Skip to Main Content
The increasing complexity of integrated circuits demands improved design quality. For system developments with small- or medium-scale integrated circuits, successive steps of the design process are interconnected loosely. Therefore, design checks, tests, and even redesigns could be performed without affecting large fractions of the overall design. With large scale integration (LSI) and especially very large scale integration (VLSI), the situation has changed drastically. The technological capability of these techniques allows designers to put a whole digital system on a few chips or even on one single chip. Consequently, all design steps between the definition of the system and its realization as a semiconductor structure must be strongly interconnected to yield successful and economic solutions. Reduced possibilities for testing and correcting design errors do not permit design concepts that follow the principle of trial and error. But up to now, the so-called logic design has been dominated by manually generated solutions. Because of the inherent possibilities of misinterpretation of the design task or of local design errors, analytical tools like simulation have to demonstrate the correctness of a design.

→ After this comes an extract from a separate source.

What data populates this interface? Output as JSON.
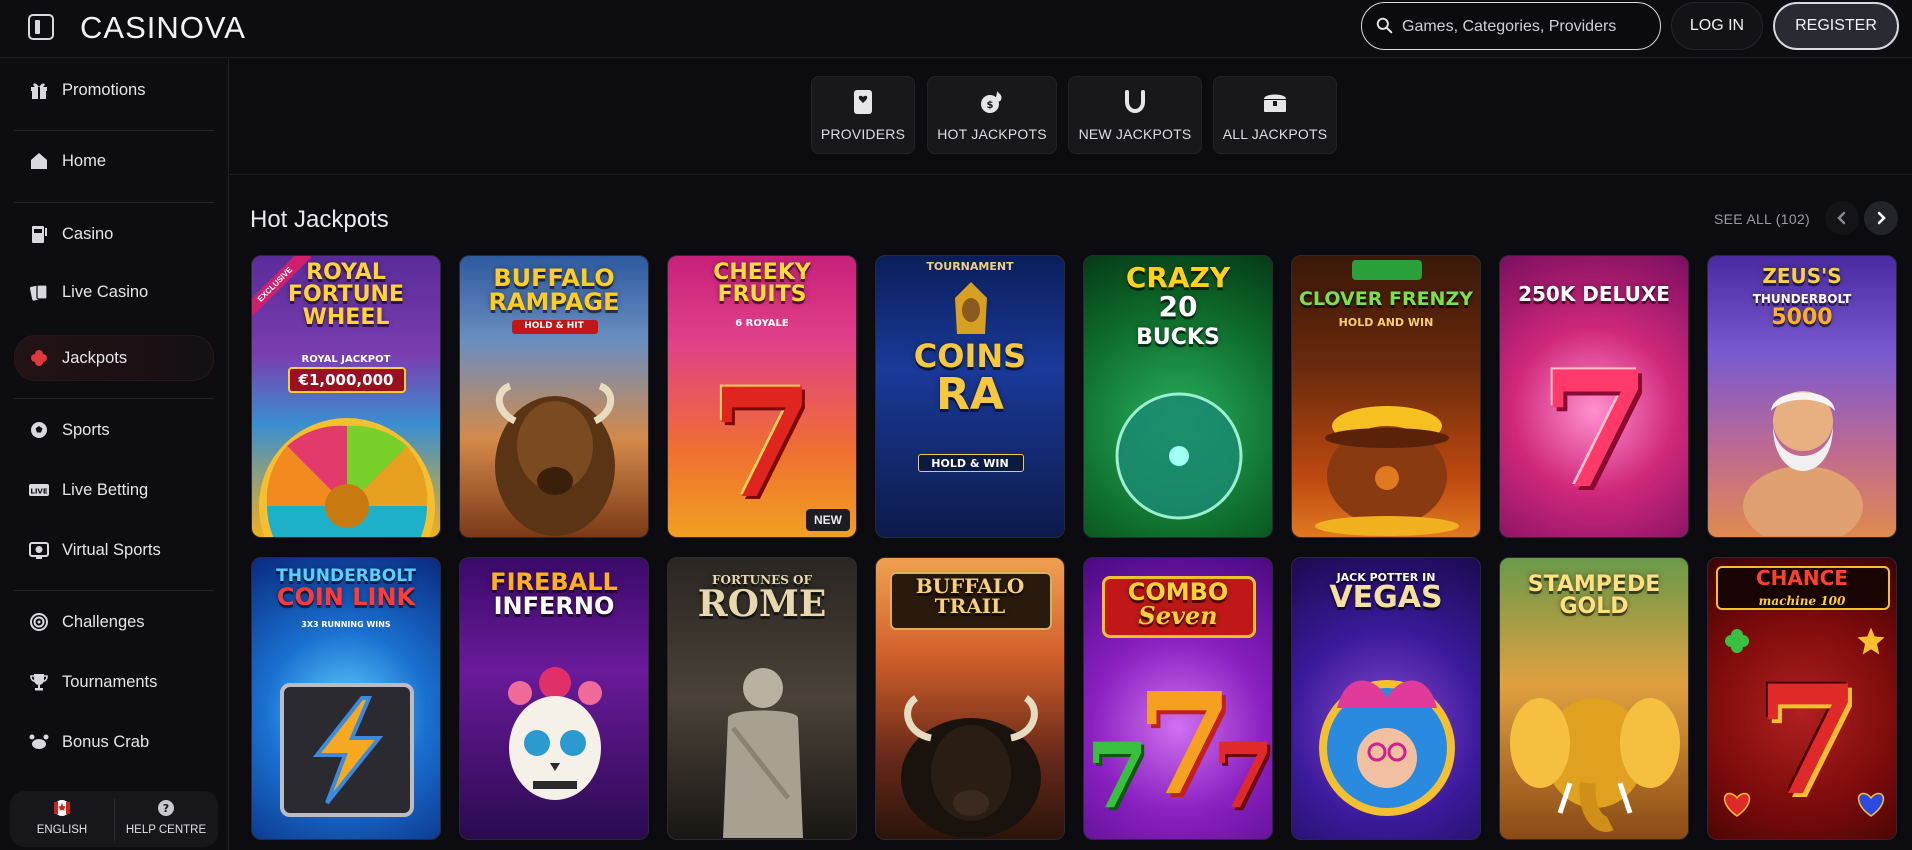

But the restricted model accuracy, incomplete sets of test data, and excessive request for computing time are limiting factors of this design strategy in the context of VLSI. Therefore, other concepts for logic design are necessary that avoid analytical tools as much as possible but support the design process by synthesis. This paper discusses some methodical aspects of this problem, and it mentions some properties of logic design tools that are of practical importance.